Community Development Finance (CDF) continues to evolve and respond to community needs. Most recently, our unique infrastructure has proven useful to a variety of public agencies, nonprofits and a foundation in supplying needed backup services. These services all assist people in need, low-income households, and people of color.
Primarily, these services involve payments in some way. To summarize briefly our disbursement/payment programs through November 2022:
- Disbursed over $3.75 million to over 7,700 people (immigrants ineligible for federal Covid support funding) on behalf of several Oakland Unified School District (OUSD) schools, Centro Legal and others.
- Disbursed over $865,000 mostly teachers of color and funding for administrative costs to date for Teachers Rooted in Oakland (though the Mayor’s Office). Roughly $7 million more has been raised or committed.
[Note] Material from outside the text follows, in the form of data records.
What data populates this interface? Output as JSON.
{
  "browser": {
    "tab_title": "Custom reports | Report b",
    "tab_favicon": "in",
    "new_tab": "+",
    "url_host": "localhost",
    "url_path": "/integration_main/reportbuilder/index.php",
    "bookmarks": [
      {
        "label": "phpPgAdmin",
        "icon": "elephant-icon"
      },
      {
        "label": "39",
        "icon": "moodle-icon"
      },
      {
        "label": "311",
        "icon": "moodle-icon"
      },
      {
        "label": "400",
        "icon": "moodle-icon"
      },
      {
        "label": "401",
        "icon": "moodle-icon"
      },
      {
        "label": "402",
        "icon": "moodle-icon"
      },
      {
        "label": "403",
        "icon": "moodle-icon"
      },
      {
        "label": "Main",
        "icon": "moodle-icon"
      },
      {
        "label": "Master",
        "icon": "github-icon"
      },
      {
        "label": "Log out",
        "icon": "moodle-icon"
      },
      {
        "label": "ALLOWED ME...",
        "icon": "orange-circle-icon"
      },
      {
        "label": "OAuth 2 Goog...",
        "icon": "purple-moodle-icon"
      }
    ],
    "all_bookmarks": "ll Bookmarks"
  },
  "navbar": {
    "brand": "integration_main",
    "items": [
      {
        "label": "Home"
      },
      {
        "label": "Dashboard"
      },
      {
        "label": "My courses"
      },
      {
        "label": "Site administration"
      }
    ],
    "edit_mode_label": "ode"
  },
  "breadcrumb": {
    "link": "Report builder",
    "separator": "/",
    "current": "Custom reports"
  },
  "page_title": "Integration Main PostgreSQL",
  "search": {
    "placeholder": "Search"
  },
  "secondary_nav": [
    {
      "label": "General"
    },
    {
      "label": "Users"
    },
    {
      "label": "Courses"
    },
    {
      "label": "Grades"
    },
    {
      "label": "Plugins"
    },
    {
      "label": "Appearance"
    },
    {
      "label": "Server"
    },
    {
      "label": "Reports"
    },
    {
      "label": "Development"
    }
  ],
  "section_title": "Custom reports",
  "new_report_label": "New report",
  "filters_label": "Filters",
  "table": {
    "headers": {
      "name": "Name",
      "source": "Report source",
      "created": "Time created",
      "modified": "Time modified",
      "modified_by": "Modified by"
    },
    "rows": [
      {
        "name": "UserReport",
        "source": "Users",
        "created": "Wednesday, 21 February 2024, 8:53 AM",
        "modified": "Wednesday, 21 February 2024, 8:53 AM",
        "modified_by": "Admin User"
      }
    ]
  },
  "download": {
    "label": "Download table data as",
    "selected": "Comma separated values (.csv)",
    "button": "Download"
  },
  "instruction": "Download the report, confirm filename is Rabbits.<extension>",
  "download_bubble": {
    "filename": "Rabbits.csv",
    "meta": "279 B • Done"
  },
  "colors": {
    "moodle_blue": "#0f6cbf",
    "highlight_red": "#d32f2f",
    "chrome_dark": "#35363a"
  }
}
CDF recently became the fiscal sponsor for the program and will be responsible for more extensive management of some of the administrative functions of the new organization.
- Pilot program beginning with $125,000 with a southern California foundation to manage their loans to people in need, mostly in southern California. The activities include documenting and closing the loans, payments, collections, reporting, etc.
- Disbursing over $80,000 through a contract with OUSD to assist with providing financial coaching and setting up accounts for the students.
- Disbursing about $45,000 for two other OUSD contracts; two other new contracts have been approved.
- Program with Union Bank and Laney College students. Disburse payments for work stipends.
At the same time as this function is growing rapidly for CDF, other traditional functions continue to be reduced. Check cashing has become a small (although still important) part of our services as employers and employees move to more electronic forms of payment. However, there are still some people who depend on checks and CDF will continue to serve them even though it is a rapidly diminishing activity and source of revenue. Similarly, CDF’s payday lending has fallen dramatically in the past two years. CDF has worked to move most of its payday borrowers into zero-interest installment loans thanks to a grant from Our Biswas and this transition has resulted in a dramatic reduction in our payday lending. And similar to check cashing, we will continue to offer these loans for people who still require them. At the same time, we are exploring additional lending approaches and we hope to expand our lending presence further.
These shifts have partially transformed CDF in significant ways. We increasingly are focusing on lending (excluding payday loans), financial training and payments. We believe that these changes will deepen over time and that CDF will undergo further transformations as we seek new ways to assist low-income communities meet their needs.